* _Work order_: Reproduce the listing below exactly, minus its pictures.

* _Listed entries_:
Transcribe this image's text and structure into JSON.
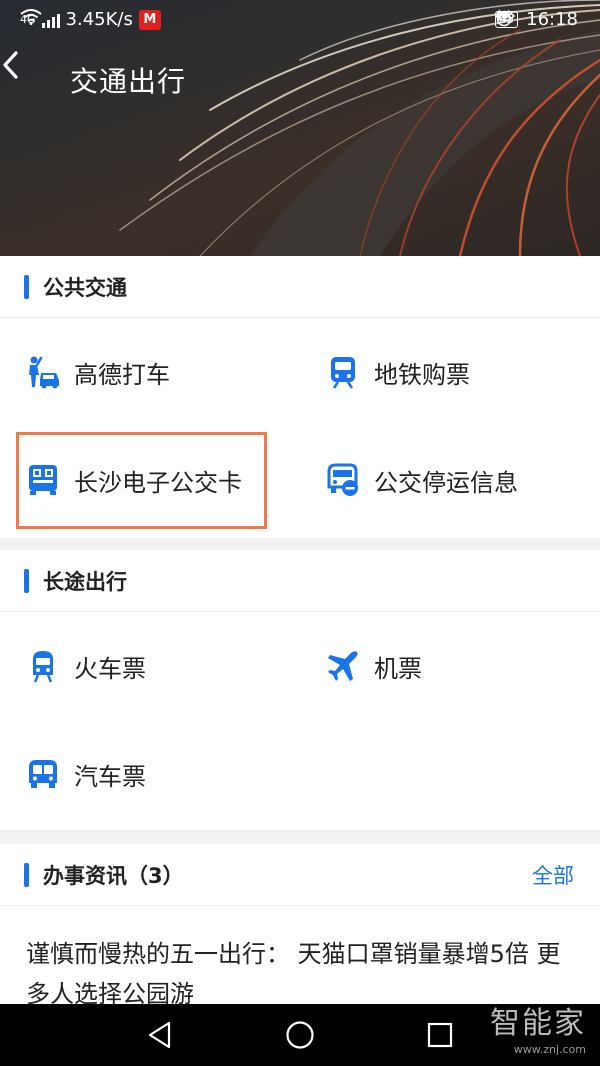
{
  "status": {
    "signal": "4G",
    "speed": "3.45K/s",
    "app_icon": "M",
    "battery": "85",
    "time": "16:18"
  },
  "header": {
    "title": "交通出行"
  },
  "public_transport": {
    "title": "公共交通",
    "items": [
      {
        "label": "高德打车",
        "icon": "taxi-hail-icon"
      },
      {
        "label": "地铁购票",
        "icon": "metro-icon"
      },
      {
        "label": "长沙电子公交卡",
        "icon": "bus-qr-icon"
      },
      {
        "label": "公交停运信息",
        "icon": "bus-stop-info-icon"
      }
    ]
  },
  "long_distance": {
    "title": "长途出行",
    "items": [
      {
        "label": "火车票",
        "icon": "train-icon"
      },
      {
        "label": "机票",
        "icon": "plane-icon"
      },
      {
        "label": "汽车票",
        "icon": "coach-icon"
      }
    ]
  },
  "news": {
    "title": "办事资讯（3）",
    "more": "全部",
    "headline": "谨慎而慢热的五一出行： 天猫口罩销量暴增5倍 更多人选择公园游"
  },
  "watermark": {
    "brand": "智能家",
    "url": "www.znj.com"
  },
  "colors": {
    "accent": "#1a73e8",
    "highlight": "#ee7a4a"
  }
}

* _Response_:
Transcribe this image's text and structure into JSON.
{
  "status": {
    "signal": "4G",
    "speed": "3.45K/s",
    "app_icon": "M",
    "battery": "85",
    "time": "16:18"
  },
  "header": {
    "title": "交通出行"
  },
  "public_transport": {
    "title": "公共交通",
    "items": [
      {
        "label": "高德打车",
        "icon": "taxi-hail-icon"
      },
      {
        "label": "地铁购票",
        "icon": "metro-icon"
      },
      {
        "label": "长沙电子公交卡",
        "icon": "bus-qr-icon"
      },
      {
        "label": "公交停运信息",
        "icon": "bus-stop-info-icon"
      }
    ]
  },
  "long_distance": {
    "title": "长途出行",
    "items": [
      {
        "label": "火车票",
        "icon": "train-icon"
      },
      {
        "label": "机票",
        "icon": "plane-icon"
      },
      {
        "label": "汽车票",
        "icon": "coach-icon"
      }
    ]
  },
  "news": {
    "title": "办事资讯（3）",
    "more": "全部",
    "headline": "谨慎而慢热的五一出行： 天猫口罩销量暴增5倍 更多人选择公园游"
  },
  "watermark": {
    "brand": "智能家",
    "url": "www.znj.com"
  },
  "colors": {
    "accent": "#1a73e8",
    "highlight": "#ee7a4a"
  }
}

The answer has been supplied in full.